Go through the material below and count the lines in which the word "true" occurs; the only output is the number.
• • • • •
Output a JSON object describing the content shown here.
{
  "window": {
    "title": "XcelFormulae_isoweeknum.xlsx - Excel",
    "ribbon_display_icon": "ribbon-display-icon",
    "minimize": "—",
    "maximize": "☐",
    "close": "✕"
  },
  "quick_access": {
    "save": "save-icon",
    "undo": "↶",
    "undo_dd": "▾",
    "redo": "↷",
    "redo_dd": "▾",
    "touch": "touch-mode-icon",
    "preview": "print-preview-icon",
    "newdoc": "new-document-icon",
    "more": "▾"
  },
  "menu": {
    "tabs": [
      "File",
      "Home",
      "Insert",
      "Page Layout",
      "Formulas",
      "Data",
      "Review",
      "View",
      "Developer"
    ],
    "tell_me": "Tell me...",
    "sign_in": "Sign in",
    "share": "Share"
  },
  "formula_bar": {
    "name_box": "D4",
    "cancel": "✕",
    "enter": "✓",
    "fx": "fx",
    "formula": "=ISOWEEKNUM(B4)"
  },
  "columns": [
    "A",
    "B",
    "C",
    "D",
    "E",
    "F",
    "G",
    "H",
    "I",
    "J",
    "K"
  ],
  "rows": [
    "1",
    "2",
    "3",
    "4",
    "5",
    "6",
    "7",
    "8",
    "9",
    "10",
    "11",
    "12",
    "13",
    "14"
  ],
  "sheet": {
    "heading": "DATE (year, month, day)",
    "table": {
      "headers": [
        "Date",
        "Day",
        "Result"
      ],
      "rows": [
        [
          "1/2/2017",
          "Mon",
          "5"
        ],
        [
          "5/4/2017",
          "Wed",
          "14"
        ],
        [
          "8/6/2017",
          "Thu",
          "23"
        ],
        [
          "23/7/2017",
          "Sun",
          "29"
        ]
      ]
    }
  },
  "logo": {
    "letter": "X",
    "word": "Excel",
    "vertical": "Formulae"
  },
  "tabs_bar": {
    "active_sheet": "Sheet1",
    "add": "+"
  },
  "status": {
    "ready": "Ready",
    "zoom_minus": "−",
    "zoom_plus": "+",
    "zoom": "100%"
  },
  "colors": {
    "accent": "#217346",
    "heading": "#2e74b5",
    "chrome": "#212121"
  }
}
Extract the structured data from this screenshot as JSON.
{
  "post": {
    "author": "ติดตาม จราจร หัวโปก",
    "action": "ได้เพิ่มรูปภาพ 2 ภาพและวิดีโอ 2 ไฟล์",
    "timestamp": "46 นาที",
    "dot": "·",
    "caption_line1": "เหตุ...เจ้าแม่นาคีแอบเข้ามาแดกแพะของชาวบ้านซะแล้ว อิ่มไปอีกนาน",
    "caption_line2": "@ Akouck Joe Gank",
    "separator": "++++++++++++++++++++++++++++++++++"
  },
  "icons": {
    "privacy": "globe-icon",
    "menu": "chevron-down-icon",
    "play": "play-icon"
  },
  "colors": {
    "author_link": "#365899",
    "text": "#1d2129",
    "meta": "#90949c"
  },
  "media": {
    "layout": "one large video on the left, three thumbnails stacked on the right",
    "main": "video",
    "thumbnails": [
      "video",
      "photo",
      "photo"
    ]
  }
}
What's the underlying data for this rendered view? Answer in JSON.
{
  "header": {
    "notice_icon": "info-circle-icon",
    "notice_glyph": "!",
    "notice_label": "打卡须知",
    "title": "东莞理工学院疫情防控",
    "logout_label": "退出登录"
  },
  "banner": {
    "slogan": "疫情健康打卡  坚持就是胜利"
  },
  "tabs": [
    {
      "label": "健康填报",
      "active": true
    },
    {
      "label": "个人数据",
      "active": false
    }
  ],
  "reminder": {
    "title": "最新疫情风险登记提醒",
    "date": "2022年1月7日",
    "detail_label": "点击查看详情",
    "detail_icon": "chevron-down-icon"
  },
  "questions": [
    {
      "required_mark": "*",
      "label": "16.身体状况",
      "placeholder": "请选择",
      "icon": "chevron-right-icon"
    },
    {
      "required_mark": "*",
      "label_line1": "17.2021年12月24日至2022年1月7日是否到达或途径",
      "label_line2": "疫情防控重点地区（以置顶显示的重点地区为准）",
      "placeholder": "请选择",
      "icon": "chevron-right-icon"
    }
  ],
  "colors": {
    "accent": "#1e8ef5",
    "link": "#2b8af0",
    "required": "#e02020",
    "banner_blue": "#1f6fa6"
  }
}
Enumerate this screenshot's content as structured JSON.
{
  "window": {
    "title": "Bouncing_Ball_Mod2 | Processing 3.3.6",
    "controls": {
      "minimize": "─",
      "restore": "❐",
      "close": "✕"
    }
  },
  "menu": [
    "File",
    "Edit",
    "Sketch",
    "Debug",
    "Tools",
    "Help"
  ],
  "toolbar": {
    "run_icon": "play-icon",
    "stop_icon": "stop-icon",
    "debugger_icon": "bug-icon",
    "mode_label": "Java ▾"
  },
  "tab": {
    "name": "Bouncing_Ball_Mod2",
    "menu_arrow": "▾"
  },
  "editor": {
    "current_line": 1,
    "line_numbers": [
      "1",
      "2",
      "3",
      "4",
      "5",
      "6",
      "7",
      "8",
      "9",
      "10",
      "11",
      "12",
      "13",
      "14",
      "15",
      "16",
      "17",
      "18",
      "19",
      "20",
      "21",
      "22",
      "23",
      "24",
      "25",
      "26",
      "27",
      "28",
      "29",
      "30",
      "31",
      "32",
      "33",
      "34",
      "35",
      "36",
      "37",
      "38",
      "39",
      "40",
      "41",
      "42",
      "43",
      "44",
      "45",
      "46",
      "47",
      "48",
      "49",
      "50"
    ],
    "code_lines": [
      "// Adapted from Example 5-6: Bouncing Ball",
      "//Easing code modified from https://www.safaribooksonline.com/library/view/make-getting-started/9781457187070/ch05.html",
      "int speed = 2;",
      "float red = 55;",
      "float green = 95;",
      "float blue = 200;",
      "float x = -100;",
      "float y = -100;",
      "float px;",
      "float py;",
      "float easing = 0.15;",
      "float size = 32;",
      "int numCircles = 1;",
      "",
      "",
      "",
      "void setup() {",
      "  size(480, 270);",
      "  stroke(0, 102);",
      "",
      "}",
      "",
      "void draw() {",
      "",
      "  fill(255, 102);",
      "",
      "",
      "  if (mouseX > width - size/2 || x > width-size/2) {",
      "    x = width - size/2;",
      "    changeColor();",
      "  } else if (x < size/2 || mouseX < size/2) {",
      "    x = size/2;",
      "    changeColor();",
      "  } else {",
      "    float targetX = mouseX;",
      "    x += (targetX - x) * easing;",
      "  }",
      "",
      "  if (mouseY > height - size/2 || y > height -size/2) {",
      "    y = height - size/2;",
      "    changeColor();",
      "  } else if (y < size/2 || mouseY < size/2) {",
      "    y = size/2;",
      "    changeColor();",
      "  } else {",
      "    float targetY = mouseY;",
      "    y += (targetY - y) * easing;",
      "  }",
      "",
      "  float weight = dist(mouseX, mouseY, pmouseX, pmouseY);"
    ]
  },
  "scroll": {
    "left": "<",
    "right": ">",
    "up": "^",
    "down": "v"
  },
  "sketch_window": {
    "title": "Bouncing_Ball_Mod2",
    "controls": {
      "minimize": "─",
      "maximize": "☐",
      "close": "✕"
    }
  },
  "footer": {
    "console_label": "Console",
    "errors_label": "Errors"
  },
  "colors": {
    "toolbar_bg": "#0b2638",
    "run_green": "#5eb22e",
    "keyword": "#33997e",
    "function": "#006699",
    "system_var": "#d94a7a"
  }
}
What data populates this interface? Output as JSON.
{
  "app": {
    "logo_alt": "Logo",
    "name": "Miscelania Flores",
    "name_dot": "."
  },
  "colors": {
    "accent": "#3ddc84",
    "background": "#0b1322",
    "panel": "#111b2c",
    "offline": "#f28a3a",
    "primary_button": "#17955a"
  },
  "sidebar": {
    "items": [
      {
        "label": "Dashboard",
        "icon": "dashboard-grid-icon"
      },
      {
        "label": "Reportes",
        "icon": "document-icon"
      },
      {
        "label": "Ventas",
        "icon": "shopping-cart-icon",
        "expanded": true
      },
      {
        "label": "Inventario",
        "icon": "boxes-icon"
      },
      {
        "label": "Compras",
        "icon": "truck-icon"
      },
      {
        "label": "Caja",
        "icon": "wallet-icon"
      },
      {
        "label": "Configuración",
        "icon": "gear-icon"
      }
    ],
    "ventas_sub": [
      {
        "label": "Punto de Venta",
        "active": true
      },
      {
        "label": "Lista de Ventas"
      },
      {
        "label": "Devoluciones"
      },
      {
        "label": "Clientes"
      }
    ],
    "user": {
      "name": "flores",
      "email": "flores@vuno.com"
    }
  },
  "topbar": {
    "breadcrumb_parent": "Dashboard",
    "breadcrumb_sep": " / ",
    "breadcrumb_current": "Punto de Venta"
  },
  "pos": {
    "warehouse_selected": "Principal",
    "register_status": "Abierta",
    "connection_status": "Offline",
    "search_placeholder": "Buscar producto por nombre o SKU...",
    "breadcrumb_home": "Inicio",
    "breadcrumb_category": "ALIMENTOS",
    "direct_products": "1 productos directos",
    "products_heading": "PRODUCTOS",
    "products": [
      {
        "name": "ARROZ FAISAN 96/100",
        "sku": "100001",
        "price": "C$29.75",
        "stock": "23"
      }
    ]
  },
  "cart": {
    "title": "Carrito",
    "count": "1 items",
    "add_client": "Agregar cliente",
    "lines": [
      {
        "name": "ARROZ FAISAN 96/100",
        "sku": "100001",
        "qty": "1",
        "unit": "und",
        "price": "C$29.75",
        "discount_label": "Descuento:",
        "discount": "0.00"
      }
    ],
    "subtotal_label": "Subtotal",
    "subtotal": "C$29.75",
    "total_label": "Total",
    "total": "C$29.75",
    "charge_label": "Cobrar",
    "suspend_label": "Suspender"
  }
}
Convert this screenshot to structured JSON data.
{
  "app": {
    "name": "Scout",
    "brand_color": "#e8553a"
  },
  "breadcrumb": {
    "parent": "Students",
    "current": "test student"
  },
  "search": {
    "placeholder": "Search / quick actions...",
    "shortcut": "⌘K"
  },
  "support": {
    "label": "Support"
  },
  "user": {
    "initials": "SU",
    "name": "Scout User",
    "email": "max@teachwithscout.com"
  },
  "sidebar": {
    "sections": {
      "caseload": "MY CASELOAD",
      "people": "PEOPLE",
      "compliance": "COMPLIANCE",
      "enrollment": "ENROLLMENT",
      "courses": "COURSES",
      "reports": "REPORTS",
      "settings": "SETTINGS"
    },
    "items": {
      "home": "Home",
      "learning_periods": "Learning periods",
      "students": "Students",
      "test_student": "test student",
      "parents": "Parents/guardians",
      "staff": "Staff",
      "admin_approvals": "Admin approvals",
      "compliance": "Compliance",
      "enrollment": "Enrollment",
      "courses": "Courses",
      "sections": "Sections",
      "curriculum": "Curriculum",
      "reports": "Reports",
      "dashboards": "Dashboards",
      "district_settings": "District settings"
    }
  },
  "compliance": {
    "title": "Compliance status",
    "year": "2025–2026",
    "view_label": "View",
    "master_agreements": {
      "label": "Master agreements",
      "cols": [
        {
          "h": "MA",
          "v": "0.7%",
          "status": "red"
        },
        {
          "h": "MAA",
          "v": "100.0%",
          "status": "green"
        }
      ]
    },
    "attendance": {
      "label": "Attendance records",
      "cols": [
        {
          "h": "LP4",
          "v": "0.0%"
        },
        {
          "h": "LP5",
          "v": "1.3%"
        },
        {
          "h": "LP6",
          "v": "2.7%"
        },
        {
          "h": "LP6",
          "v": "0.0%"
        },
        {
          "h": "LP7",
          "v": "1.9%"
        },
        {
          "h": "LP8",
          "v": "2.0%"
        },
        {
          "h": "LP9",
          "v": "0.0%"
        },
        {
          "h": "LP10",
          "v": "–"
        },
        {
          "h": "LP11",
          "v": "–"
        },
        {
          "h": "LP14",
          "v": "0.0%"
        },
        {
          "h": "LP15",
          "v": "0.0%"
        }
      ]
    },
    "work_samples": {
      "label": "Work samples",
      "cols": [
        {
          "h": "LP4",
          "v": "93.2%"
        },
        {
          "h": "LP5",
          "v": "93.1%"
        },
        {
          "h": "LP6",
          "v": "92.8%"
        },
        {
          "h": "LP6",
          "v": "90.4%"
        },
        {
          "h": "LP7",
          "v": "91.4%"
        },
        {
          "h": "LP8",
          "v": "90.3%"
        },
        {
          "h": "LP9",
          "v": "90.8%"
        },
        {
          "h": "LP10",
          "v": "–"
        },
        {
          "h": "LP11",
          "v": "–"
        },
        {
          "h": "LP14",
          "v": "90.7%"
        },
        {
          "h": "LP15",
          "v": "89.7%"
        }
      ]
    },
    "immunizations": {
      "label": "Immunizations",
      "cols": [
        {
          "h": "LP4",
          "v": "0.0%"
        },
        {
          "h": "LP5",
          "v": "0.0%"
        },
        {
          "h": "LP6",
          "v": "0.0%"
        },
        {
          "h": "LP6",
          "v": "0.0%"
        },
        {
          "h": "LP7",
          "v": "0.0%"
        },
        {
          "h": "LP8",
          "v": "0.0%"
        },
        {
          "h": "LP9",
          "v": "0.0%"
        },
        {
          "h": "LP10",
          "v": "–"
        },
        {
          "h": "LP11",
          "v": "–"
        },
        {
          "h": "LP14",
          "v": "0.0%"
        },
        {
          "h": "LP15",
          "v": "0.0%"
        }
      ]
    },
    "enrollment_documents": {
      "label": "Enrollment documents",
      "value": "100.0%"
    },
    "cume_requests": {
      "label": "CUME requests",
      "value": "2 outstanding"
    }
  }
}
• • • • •
The answer =>
3